The County of San Bernardino Workforce Investment Board announced today that it still has paid internship vacancies available for recently qualified healthcare students.
This will allow medical graduates with no previous experience to gain the training and skills they need to be offered a permanent position and establish a career. The internships are On-the-Job Training positions designed to become full-time, regular positions after 90 days.
The Workforce Investment Board was awarded the Dislocated Worker Training National Emergency Grant from the California Workforce Investment Board in the amount of $266,150 to help place 40 individuals in professional level positions in a growing industry.
The grant is designed to assist dislocated workers who have lost a job due to a layoff or company closure. The goal is to provide paid work experience for those who have earned certification in the medical field but are finding it difficult to get back to work.
The key medical professions of focus include, but are not limited to, Registered Nurses, Sonographers, Licensed Vocational Nurses and X-Ray Technicians. Traditionally, these jobs would be offered to candidates with more work experience.
“This is an excellent opportunity for newly licensed candidates to get their foot in the door at a local medical facility,” Workforce Investment Board Executive Director Sandy Harmsen commented. “This grant funding provides a connection to employers that these candidates need.”
Tina Soto, 42, from Victorville, is a great example of the program benefits. She was unemployed for three months before the Workforce Investment Board placed her in an On-the-Job Training position with Bright Now! Dental Center in Barstow this summer.
Dr. Hector Magpayo was impressed with her skills and work ethic and offered Tina a permanent job after 90 days.
“I’m so happy to be working again,” said Tina. “Even though I am a qualified Registered Dental Assistant, it was difficult for me to find a job. I am so grateful for the assistance I received.”
Dr. Magpayo said the program works well, “Sometimes small offices like ours cannot take the risk of spending the time and money on training a new employee. Tina is an excellent fit for our practice and that was an important factor – the applicant was matched well with our business.”

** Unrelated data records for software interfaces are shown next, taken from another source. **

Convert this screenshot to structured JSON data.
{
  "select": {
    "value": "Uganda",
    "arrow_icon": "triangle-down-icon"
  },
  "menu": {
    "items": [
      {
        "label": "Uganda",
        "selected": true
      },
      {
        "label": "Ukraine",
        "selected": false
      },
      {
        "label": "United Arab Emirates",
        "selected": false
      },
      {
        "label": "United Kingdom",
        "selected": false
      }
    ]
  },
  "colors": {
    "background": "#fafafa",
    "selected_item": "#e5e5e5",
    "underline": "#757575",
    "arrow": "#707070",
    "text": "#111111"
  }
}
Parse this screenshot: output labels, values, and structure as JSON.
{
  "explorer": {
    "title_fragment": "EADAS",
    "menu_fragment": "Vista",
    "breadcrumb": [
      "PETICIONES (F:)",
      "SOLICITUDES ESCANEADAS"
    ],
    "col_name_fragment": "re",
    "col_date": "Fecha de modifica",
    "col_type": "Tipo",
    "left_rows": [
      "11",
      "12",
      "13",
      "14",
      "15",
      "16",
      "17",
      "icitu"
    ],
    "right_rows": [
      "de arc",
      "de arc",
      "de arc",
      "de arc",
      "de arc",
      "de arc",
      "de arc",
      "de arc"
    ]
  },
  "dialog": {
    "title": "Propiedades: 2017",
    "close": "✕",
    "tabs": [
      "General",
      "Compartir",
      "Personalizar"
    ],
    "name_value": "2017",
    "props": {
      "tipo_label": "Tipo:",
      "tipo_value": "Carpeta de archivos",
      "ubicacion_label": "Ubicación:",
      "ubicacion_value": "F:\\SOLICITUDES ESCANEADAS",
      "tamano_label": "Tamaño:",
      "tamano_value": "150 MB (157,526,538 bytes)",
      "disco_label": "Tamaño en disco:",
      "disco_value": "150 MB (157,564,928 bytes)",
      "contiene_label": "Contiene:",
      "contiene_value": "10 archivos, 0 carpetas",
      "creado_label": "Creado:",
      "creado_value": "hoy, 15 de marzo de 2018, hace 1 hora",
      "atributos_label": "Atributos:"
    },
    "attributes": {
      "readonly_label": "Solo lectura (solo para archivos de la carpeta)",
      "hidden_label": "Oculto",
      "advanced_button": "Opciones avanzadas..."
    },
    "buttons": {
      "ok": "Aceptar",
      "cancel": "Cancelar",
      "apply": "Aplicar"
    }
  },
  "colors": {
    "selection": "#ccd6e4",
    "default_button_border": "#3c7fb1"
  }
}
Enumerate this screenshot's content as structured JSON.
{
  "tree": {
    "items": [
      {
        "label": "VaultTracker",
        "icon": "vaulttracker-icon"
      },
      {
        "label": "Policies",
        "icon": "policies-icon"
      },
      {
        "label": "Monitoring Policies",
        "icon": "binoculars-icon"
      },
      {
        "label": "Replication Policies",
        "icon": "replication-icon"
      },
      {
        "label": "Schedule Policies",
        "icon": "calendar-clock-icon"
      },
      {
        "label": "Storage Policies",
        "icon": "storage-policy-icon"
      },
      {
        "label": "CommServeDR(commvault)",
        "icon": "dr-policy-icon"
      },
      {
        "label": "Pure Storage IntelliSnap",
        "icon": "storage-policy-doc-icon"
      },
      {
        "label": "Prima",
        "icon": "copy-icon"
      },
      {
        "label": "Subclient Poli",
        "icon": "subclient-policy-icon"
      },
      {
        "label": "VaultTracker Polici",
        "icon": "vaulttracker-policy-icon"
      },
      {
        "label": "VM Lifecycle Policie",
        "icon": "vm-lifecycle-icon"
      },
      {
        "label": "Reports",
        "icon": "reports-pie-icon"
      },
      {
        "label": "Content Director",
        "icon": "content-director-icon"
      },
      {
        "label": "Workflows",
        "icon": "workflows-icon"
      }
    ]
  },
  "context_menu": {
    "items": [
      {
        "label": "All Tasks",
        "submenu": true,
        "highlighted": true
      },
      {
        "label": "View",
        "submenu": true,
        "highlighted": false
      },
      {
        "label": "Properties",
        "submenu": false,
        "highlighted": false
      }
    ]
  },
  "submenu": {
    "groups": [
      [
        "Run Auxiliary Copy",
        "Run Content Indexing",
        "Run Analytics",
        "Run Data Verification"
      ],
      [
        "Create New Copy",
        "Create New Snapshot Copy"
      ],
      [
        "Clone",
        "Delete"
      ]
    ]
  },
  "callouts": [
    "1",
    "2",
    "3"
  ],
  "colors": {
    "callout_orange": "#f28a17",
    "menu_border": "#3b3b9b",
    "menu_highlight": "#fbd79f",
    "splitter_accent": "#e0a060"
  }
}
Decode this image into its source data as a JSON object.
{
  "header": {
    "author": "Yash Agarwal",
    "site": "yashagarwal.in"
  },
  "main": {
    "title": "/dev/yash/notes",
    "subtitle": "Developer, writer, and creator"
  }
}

San Bernardino County Board of Supervisors Chair Janice Rutherford added, “This healthcare grant is another example of how the Workforce Investment Board is placing residents in excellent jobs, while meeting the needs of demand industries.”
Licensed medical professionals hoping to take part in this opportunity should contact the County of San Bernardino Workforce Investment Board at 1(800) 451-JOBs or visit www.csb-win.org.